Compounding the problem is a $165 million shortfall in the final FY13 tax collections that the Treasury Department finally confirmed last week when it issued its end-of-year audit two months late.
Finally, as New Jersey Policy Perspective, the severe winter is expected to add $70 million to $80 million to current year snow removal costs; another $20 million is needed for tort claims; and the New Jersey Sports and Exposition Authority, which hosted the Super Bowl earlier this month, needs another $25 million to $30 million infusion.
State revenues were running relatively close to projections through November, and Treasury officials did not know until early January that a disastrous December had knocked what was then a $330 million hole in the current year budget. Treasury undoubtedly has taken steps to cut or freeze unnecessary spending in the next month.

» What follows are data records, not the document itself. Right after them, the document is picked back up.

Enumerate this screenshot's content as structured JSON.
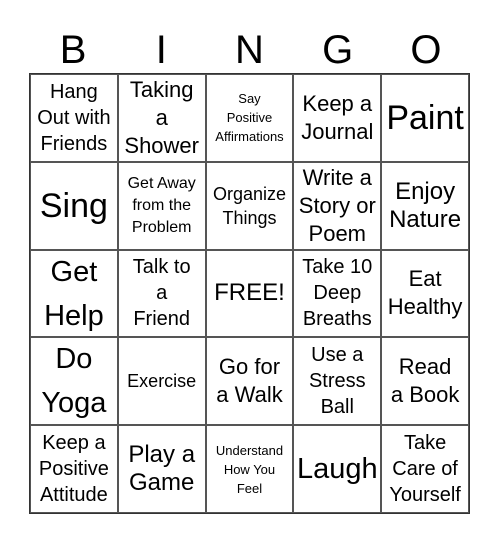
{
  "header": [
    "B",
    "I",
    "N",
    "G",
    "O"
  ],
  "cells": [
    [
      "Hang\nOut with\nFriends",
      "Taking\na\nShower",
      "Say\nPositive\nAffirmations",
      "Keep a\nJournal",
      "Paint"
    ],
    [
      "Sing",
      "Get Away\nfrom the\nProblem",
      "Organize\nThings",
      "Write a\nStory or\nPoem",
      "Enjoy\nNature"
    ],
    [
      "Get\nHelp",
      "Talk to\na\nFriend",
      "FREE!",
      "Take 10\nDeep\nBreaths",
      "Eat\nHealthy"
    ],
    [
      "Do\nYoga",
      "Exercise",
      "Go for\na Walk",
      "Use a\nStress\nBall",
      "Read\na Book"
    ],
    [
      "Keep a\nPositive\nAttitude",
      "Play a\nGame",
      "Understand\nHow You\nFeel",
      "Laugh",
      "Take\nCare of\nYourself"
    ]
  ]
}
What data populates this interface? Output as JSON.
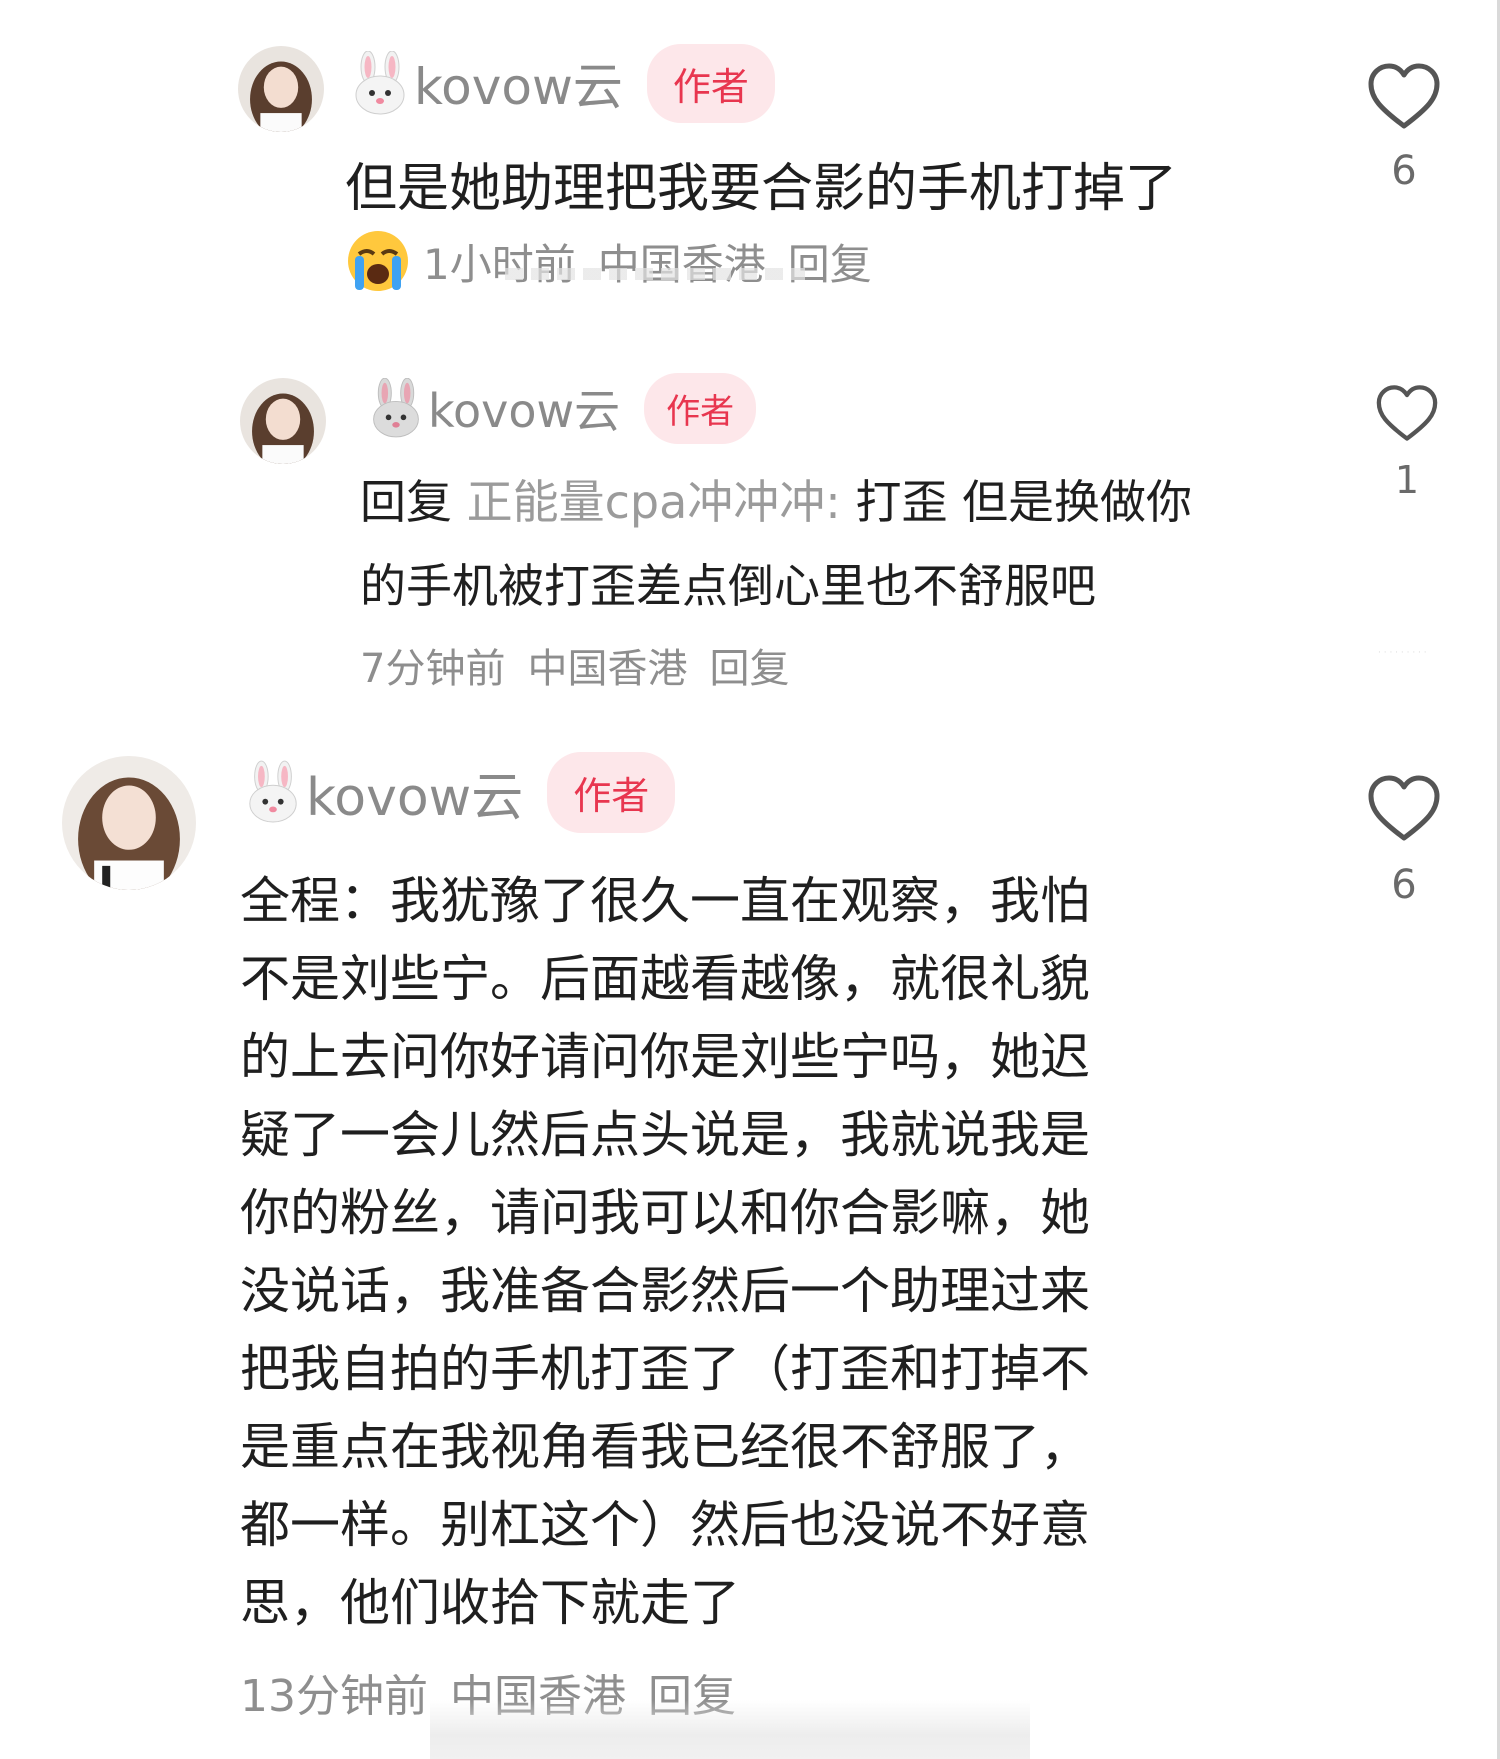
{
  "colors": {
    "badge_bg": "#fde7ea",
    "badge_text": "#e8364f",
    "meta": "#8e8e8e",
    "mention": "#9b9b9b"
  },
  "comments": [
    {
      "username": "kovow云",
      "badge": "作者",
      "name_emoji": "rabbit-face",
      "text": "但是她助理把我要合影的手机打掉了",
      "trailing_emoji": "loudly-crying-face",
      "time": "1小时前",
      "location": "中国香港",
      "reply_label": "回复",
      "likes": "6"
    },
    {
      "username": "kovow云",
      "badge": "作者",
      "name_emoji": "rabbit-face",
      "reply_prefix": "回复",
      "reply_to": "正能量cpa冲冲冲:",
      "text_line1": "打歪 但是换做你",
      "text_line2": "的手机被打歪差点倒心里也不舒服吧",
      "time": "7分钟前",
      "location": "中国香港",
      "reply_label": "回复",
      "likes": "1"
    },
    {
      "username": "kovow云",
      "badge": "作者",
      "name_emoji": "rabbit-face",
      "lines": [
        "全程：我犹豫了很久一直在观察，我怕",
        "不是刘些宁。后面越看越像，就很礼貌",
        "的上去问你好请问你是刘些宁吗，她迟",
        "疑了一会儿然后点头说是，我就说我是",
        "你的粉丝，请问我可以和你合影嘛，她",
        "没说话，我准备合影然后一个助理过来",
        "把我自拍的手机打歪了（打歪和打掉不",
        "是重点在我视角看我已经很不舒服了，",
        "都一样。别杠这个）然后也没说不好意",
        "思，他们收拾下就走了"
      ],
      "time": "13分钟前",
      "location": "中国香港",
      "reply_label": "回复",
      "likes": "6"
    }
  ]
}
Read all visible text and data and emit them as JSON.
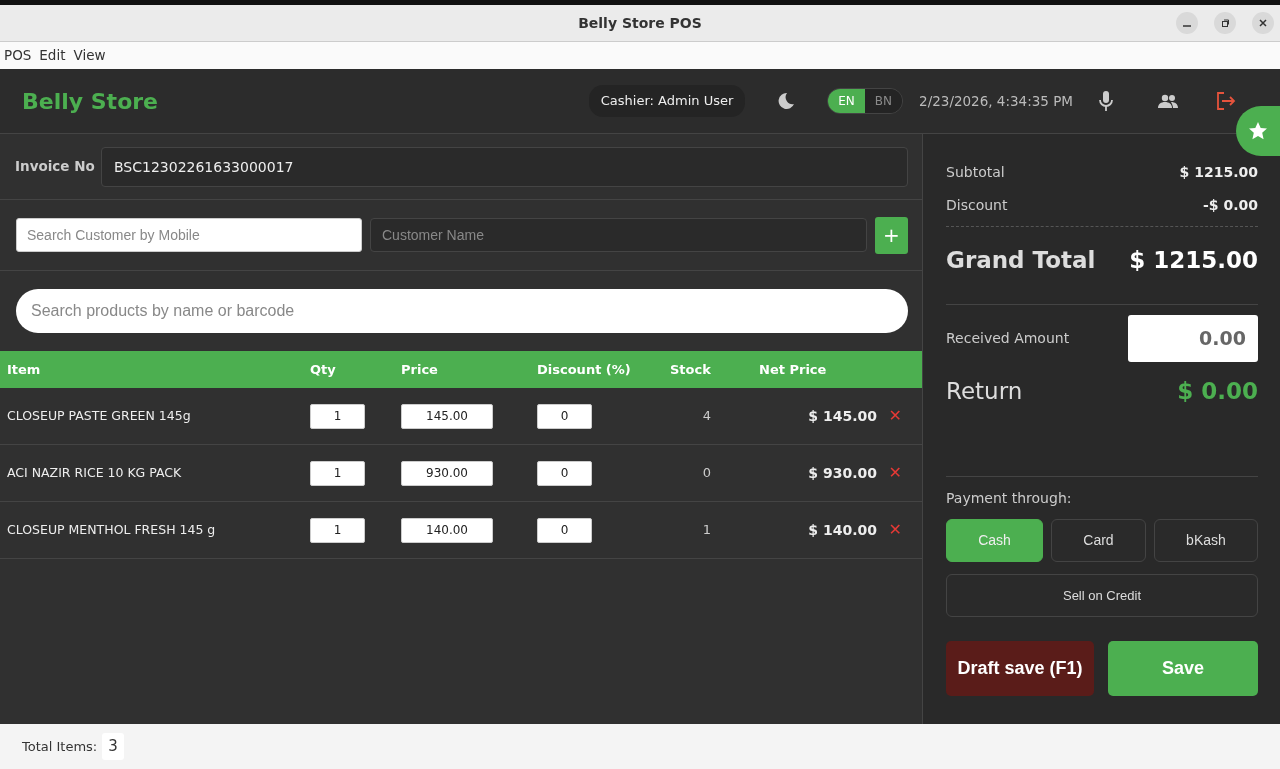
{
  "window": {
    "title": "Belly Store POS"
  },
  "menu": [
    "POS",
    "Edit",
    "View"
  ],
  "header": {
    "brand": "Belly Store",
    "cashier": "Cashier: Admin User",
    "languages": [
      {
        "label": "EN",
        "selected": true
      },
      {
        "label": "BN",
        "selected": false
      }
    ],
    "datetime": "2/23/2026, 4:34:35 PM"
  },
  "invoice": {
    "label": "Invoice No",
    "value": "BSC12302261633000017"
  },
  "customer": {
    "mobile_placeholder": "Search Customer by Mobile",
    "name_placeholder": "Customer Name",
    "add": "+"
  },
  "product_search": {
    "placeholder": "Search products by name or barcode"
  },
  "table": {
    "columns": [
      "Item",
      "Qty",
      "Price",
      "Discount (%)",
      "Stock",
      "Net Price"
    ],
    "rows": [
      {
        "item": "CLOSEUP PASTE GREEN 145g",
        "qty": "1",
        "price": "145.00",
        "discount": "0",
        "stock": "4",
        "net": "$ 145.00",
        "remove": "✕"
      },
      {
        "item": "ACI NAZIR RICE 10 KG PACK",
        "qty": "1",
        "price": "930.00",
        "discount": "0",
        "stock": "0",
        "net": "$ 930.00",
        "remove": "✕"
      },
      {
        "item": "CLOSEUP MENTHOL FRESH 145 g",
        "qty": "1",
        "price": "140.00",
        "discount": "0",
        "stock": "1",
        "net": "$ 140.00",
        "remove": "✕"
      }
    ]
  },
  "summary": {
    "subtotal_label": "Subtotal",
    "subtotal": "$ 1215.00",
    "discount_label": "Discount",
    "discount": "-$ 0.00",
    "grand_label": "Grand Total",
    "grand": "$ 1215.00",
    "received_label": "Received Amount",
    "received": "0.00",
    "return_label": "Return",
    "return": "$ 0.00"
  },
  "payment": {
    "label": "Payment through:",
    "methods": [
      {
        "label": "Cash",
        "selected": true
      },
      {
        "label": "Card",
        "selected": false
      },
      {
        "label": "bKash",
        "selected": false
      }
    ],
    "credit": "Sell on Credit"
  },
  "actions": {
    "draft": "Draft save (F1)",
    "save": "Save"
  },
  "footer": {
    "label": "Total Items:",
    "count": "3"
  }
}
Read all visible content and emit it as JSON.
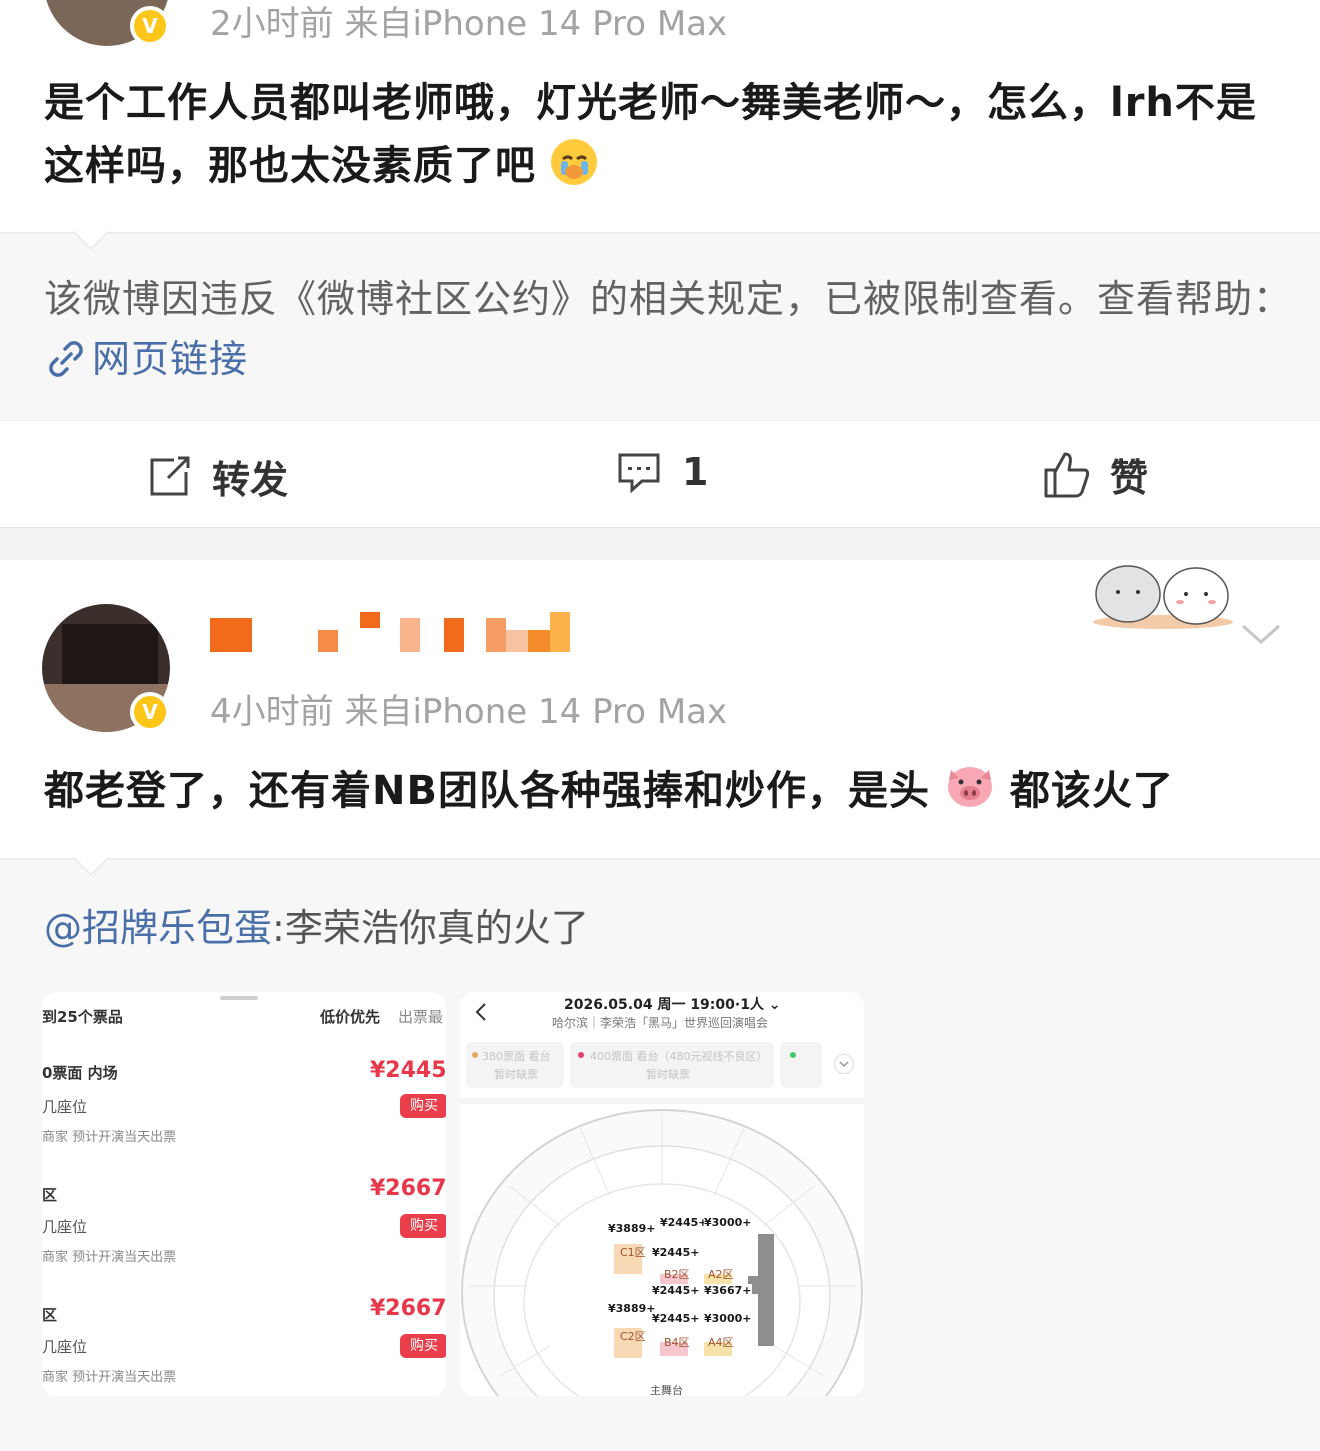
{
  "post1": {
    "meta": "2小时前  来自iPhone 14 Pro Max",
    "verified_mark": "V",
    "text_line1": "是个工作人员都叫老师哦，灯光老师～舞美老师～，怎么，lrh不是",
    "text_line2": "这样吗，那也太没素质了吧",
    "restricted_notice": "该微博因违反《微博社区公约》的相关规定，已被限制查看。查看帮助：",
    "link_icon": "link-icon",
    "link_label": "网页链接"
  },
  "actions": {
    "repost_label": "转发",
    "comment_count": "1",
    "like_label": "赞"
  },
  "post2": {
    "meta": "4小时前  来自iPhone 14 Pro Max",
    "verified_mark": "V",
    "text_before": "都老登了，还有着NB团队各种强捧和炒作，是头",
    "text_after": "都该火了",
    "emoji": "pig-face",
    "repost_mention": "@招牌乐包蛋",
    "repost_text": ":李荣浩你真的火了"
  },
  "ticket_screenshot": {
    "header_left": "到25个票品",
    "sort_low": "低价优先",
    "sort_fast": "出票最",
    "rows": [
      {
        "title": "0票面 内场",
        "seat": "几座位",
        "note": "商家  预计开演当天出票",
        "price": "¥2445/",
        "buy": "购买"
      },
      {
        "title": "区",
        "seat": "几座位",
        "note": "商家  预计开演当天出票",
        "price": "¥2667/",
        "buy": "购买"
      },
      {
        "title": "区",
        "seat": "几座位",
        "note": "商家  预计开演当天出票",
        "price": "¥2667/",
        "buy": "购买"
      }
    ]
  },
  "seat_screenshot": {
    "datetime": "2026.05.04 周一 19:00·1人 ⌄",
    "subtitle": "哈尔滨｜李荣浩「黑马」世界巡回演唱会",
    "tier1": "380票面 看台",
    "tier1_status": "暂时缺票",
    "tier2": "400票面 看台（480元视线不良区）",
    "tier2_status": "暂时缺票",
    "prices": [
      "¥3889+",
      "¥2445+",
      "¥3000+",
      "¥2445+",
      "¥3889+",
      "¥2445+",
      "¥3667+",
      "¥3889+",
      "¥2445+",
      "¥3000+"
    ],
    "zones": [
      "C1区",
      "B2区",
      "A2区",
      "C2区",
      "B4区",
      "A4区"
    ],
    "stage": "主舞台"
  }
}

But with the state facing an $800 million current year shortfall including the snow removal and other unexpected spending needs, Christie will still need to identify one or more major fund raids or one-shot budget savings to show the Legislature it can make up the difference. The problem for the Christie administration is that it may have already used the easy, large-scale budget gimmicks
The biggest – and most controversial – would be to shift a portion of this year’s required $1.7 billion pension payment, which is not expected to be made until just before the June 30 end of the current fiscal year, into the following year’s budget – a fiscal gimmick similar to the $392 million homestead rebate shift the Christie administration made to balance its FY13 budget this time last year.
Sidamon-Eristoff, who argued that homeowners would not suffer terribly by the three-month delay in the receipt of property tax relief, could argue similarly that giving up two months of investment earnings by putting $600 million, for example, into the pension fund later than planned would cost the pension funds no more than $12 million or so, and would enable the state to cover its present budget shortfall.
It may have been that budget maneuver -- not a desire to avoid paying next year’s $2.4 billion pension payment -- that Christie was signaling with hiscrowding out other vital state needs. Christie said earlier this month that he would , but he did not say anything about when this year’s bill would be paid.
While Sweeney, in particular, would be inclined to regard a partial shift of this year’s pension payment into next year’s budget as a personal betrayal by Christie, the governor can include the proposal -- or similar options -- in his Budget Address tomorrow and challenge the Democratic-controlled Legislature to come up with a better idea.
“The governor won reelection, he gets to go first, and the legislature gets to react,” the fiscal policy expert noted. “We all know that at the end of the day, the governor gets 98 percent of what he wants because the alternatives are usually worse. I don’t see how he doesn’t go for a tax cut. First of all, assuming he can figure out a way to get through FY14, the money is going to be there. This might be the easiest budget in 10 years. What do the Democrats do?”
State revenue growth of 6.5 percent – which is less than Christie is likely to project – would generate almost $2.1 billion next year on the $32.3 billion in revenues that would be collected this year if the state closes the budget year with the current $400 million shortfall in the 16 largest taxes and a $135 million hole in expected Internet gaming revenue.
Christie can also expect to reap an estimated $450 million in Medicaid savings from a full year under the Affordable Care Act -- a $225 million increase over the six-month savings in the FY14 budget.
That more than $2.3 billion in revenue growth and Medicaid savings would readily cover the $700 million increase in pension costs from $1.7 billion to $2.4 billion; any pension payments or other FY14 bills that get pushed into FY15; the $250 million in bond premiums for the Transportation Trust Fund that will not be available this year; the $77 million fourth-year additional cost of Christie’s original business tax cuts, and other built-in costs.
Christie would still have enough money left over to provide significant increases in state aid to K-12 schools and higher education -- as well as enough for a $250 million down payment for the first year of Sweeney’s property tax credit on state income tax bills and a restoration of the 25 percent cut in the Earned Income Tax Credit for the working poor that was a casualty of the FY11 budget cuts.